Roebling Lofts converted the "Clark Street Rope Shop" (Building 101), erected in 1917 during WW I. It was an ultra-modern facility for its time, with massive windows and a fire resistant design. It replaced an older factory that burned down in late 1915, allegedly by German saboteurs. Building 101 specialized in light- and medium-gauge wire rope such as used in aircraft.
Perhaps the factory's most famous customer was Charles Lindbergh, who specified Roebling wire for The Spirit of St. Louis, the plane he flew non-stop from New York to Paris in 1927. This has been called the single most influential flight in aviation history, excepting the 1903 first-flight by the Wright Brothers, who also used Roebling cables for bracing wings. Lindbergh used Roebling products for control cables, to brace the wings, for the ignition harness, and the plane's lightning rod. The testing lab for the aircraft business was located on the 4th floor of the Clark Street factory, including a massive machine designed to simulate stresses on wings. The machine survives in place on the 4th floor, and is being preserved in a lounge for use by residents of Roebling Lofts.
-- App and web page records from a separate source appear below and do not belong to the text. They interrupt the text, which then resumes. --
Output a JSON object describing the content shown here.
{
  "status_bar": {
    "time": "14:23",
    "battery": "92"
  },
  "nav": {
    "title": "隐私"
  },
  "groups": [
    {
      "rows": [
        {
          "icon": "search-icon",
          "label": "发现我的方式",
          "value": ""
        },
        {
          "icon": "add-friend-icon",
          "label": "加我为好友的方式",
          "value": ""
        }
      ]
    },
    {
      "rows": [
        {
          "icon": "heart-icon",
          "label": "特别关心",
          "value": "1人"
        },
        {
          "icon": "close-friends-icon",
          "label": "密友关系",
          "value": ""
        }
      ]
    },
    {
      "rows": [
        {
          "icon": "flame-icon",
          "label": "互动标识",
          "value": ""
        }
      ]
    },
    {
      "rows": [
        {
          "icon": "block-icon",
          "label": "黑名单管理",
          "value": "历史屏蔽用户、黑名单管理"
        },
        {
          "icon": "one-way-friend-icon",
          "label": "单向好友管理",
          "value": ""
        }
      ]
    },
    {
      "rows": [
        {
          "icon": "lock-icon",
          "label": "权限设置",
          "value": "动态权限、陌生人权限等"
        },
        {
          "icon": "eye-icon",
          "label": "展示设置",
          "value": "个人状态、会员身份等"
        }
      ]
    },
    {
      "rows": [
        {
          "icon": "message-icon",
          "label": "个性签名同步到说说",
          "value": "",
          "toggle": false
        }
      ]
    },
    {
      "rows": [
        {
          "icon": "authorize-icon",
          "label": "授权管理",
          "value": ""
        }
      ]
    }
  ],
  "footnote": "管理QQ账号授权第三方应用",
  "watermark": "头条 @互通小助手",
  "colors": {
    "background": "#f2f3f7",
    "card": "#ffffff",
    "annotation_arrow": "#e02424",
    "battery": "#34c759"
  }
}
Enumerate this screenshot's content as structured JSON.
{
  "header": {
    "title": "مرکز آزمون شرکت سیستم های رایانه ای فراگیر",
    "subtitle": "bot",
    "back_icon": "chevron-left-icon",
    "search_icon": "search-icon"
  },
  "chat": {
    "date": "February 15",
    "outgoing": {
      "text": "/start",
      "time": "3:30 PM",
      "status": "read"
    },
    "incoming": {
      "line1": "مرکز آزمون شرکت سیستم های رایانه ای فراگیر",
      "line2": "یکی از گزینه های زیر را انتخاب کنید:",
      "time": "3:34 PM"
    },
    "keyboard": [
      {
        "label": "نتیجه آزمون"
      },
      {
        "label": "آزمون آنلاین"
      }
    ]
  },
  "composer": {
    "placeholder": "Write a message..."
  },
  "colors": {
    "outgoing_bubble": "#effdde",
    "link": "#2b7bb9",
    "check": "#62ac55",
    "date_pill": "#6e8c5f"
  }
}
By the 1930s, Roebling had established relationships with virtually every major US aircraft manufacturer who valued their products for their high strength-to-weight ratio and consistent quality. Lockheed Aircraft was a key customer, which means that the airplane Amelia Earhart was flying when she disappeared in 1937 on her round-the-world flight, would have been built using control cables manufactured and tested in Building 101.